== Supplied material ==

>>>

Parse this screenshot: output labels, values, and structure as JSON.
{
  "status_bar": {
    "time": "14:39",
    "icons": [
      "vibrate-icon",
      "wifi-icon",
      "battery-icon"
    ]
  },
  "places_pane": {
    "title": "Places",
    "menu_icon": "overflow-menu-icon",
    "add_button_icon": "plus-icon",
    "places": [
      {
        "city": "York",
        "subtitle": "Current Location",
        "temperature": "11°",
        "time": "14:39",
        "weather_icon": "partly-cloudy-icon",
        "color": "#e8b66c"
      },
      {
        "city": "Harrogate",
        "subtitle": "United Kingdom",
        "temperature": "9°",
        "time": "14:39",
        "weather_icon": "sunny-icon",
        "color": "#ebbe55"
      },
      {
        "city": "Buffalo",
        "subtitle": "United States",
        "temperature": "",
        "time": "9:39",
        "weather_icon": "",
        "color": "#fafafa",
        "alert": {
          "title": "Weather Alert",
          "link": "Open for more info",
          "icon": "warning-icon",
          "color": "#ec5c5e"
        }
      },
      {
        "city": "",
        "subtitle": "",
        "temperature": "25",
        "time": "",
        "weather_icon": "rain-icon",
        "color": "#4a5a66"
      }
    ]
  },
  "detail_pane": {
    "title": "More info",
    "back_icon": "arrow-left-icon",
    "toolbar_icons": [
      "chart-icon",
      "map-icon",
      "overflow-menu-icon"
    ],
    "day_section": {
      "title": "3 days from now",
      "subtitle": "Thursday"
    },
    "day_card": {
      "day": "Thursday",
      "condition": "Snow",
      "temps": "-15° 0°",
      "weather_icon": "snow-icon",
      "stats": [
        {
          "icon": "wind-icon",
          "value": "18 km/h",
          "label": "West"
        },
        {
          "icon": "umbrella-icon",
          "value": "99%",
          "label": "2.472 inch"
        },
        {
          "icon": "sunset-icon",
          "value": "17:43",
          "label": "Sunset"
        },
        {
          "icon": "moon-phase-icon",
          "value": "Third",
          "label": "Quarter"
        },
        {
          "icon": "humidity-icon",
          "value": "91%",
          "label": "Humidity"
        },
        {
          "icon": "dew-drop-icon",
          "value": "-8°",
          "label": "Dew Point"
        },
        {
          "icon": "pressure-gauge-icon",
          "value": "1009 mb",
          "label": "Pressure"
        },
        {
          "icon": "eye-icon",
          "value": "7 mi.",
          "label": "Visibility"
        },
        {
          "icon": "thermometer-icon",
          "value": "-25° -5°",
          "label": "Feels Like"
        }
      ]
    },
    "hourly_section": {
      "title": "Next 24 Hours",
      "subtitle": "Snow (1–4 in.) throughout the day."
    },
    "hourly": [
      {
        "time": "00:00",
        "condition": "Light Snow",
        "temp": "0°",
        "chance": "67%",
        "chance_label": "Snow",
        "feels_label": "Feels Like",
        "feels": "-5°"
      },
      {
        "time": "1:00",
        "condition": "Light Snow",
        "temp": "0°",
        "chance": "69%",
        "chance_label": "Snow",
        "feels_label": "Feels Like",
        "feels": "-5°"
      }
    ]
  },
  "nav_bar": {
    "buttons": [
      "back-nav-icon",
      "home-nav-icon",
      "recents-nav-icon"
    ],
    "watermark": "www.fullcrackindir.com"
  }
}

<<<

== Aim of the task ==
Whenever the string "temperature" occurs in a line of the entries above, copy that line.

== Response area ==
        "temperature": "11°",
        "temperature": "9°",
        "temperature": "",
        "temperature": "25",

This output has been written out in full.